%%

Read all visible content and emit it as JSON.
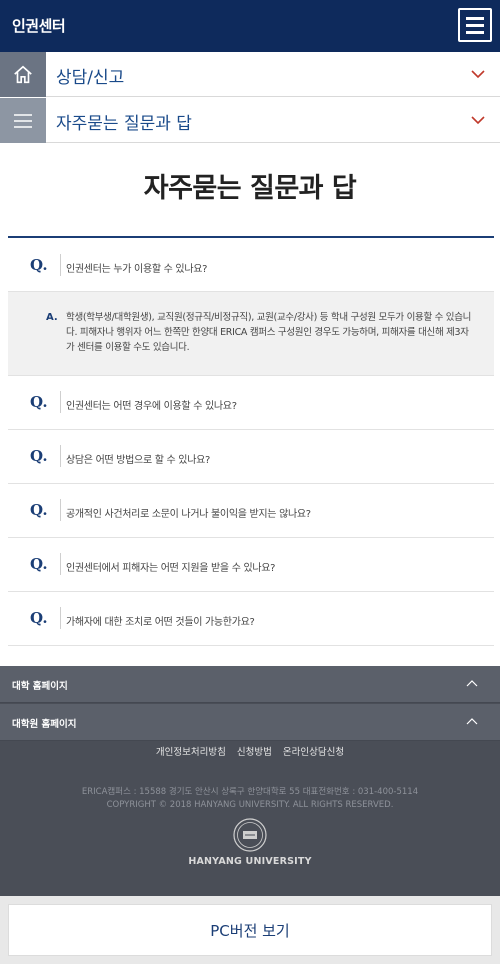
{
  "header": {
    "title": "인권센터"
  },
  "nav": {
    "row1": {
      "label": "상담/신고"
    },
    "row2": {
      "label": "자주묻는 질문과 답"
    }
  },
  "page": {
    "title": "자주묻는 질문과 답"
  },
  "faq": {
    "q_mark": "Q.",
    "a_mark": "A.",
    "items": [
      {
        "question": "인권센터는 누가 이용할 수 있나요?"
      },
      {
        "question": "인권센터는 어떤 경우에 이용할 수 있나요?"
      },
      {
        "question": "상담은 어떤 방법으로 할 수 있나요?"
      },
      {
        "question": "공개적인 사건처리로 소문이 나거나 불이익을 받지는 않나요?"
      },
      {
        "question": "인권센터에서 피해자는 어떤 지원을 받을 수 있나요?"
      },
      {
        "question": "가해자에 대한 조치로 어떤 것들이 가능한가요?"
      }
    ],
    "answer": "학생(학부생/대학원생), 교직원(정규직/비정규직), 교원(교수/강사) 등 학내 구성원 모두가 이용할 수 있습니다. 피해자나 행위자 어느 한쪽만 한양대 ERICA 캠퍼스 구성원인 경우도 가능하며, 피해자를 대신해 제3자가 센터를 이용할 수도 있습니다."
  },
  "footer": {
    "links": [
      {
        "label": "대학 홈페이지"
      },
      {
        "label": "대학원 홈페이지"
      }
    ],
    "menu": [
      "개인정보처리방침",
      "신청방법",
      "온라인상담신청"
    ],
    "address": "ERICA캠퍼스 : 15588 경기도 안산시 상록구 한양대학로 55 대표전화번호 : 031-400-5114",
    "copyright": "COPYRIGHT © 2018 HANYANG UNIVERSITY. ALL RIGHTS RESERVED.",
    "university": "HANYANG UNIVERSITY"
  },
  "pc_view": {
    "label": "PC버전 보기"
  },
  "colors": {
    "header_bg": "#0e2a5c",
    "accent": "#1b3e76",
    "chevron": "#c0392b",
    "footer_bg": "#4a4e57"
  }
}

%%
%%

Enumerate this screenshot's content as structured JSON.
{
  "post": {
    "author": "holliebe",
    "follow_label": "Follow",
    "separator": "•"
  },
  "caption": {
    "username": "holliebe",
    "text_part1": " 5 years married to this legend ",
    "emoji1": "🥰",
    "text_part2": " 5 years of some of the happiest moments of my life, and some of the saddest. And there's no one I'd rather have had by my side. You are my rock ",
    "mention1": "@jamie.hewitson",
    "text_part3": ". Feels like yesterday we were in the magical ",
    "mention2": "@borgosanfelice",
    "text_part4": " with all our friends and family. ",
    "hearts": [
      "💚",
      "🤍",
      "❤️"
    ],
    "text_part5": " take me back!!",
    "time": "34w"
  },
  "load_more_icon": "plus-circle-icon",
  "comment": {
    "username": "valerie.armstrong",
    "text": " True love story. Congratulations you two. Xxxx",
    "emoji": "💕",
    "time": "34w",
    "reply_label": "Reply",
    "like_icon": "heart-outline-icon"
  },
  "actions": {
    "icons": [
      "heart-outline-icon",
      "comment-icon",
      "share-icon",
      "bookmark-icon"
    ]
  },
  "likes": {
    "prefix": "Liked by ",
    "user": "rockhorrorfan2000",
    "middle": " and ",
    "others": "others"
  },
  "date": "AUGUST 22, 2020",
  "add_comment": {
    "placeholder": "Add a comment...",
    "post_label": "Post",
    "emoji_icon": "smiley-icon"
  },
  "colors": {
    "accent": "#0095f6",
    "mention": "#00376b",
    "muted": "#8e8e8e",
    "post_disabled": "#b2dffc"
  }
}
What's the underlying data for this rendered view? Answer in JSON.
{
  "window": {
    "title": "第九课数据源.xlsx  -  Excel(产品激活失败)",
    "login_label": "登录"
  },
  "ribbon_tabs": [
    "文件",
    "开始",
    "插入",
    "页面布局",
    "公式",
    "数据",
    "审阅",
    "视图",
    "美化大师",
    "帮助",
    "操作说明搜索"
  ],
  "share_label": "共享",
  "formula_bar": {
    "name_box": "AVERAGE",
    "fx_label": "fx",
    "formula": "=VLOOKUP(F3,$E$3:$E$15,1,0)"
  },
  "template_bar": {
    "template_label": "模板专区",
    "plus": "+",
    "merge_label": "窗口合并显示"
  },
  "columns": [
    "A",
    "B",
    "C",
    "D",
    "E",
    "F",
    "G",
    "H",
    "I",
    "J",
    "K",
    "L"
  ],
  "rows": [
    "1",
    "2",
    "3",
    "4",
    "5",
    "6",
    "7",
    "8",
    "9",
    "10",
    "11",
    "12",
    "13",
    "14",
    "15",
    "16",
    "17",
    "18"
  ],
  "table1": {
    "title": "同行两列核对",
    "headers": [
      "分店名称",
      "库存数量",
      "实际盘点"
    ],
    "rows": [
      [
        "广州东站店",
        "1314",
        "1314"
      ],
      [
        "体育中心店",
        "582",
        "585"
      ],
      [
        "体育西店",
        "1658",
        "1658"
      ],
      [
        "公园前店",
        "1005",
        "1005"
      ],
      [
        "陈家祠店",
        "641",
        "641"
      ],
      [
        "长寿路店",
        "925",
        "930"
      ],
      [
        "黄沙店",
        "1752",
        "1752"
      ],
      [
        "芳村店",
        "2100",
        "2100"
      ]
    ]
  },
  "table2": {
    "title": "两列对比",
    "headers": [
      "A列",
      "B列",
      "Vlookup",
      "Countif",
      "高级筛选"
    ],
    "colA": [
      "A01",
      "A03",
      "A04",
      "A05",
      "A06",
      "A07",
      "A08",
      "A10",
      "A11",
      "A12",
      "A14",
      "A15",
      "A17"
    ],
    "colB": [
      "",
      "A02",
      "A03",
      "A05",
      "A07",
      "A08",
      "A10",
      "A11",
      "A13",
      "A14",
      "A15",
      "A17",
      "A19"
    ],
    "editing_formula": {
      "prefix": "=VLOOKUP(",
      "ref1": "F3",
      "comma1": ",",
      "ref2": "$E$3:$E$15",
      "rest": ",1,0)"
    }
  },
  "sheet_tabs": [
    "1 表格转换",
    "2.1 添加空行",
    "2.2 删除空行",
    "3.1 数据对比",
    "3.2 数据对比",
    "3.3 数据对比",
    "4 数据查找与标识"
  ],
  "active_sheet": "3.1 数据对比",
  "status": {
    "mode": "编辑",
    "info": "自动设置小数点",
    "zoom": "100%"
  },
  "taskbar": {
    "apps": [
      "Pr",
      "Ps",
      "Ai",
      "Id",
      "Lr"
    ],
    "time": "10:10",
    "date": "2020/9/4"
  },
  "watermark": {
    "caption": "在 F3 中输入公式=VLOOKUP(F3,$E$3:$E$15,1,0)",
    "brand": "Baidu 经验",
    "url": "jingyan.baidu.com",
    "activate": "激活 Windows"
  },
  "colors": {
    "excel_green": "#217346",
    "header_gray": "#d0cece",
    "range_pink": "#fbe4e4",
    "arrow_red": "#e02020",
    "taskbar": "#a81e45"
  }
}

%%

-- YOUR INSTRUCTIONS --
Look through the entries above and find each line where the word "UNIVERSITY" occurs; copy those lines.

-- REPLY --
    "copyright": "COPYRIGHT © 2018 HANYANG UNIVERSITY. ALL RIGHTS RESERVED.",
    "university": "HANYANG UNIVERSITY"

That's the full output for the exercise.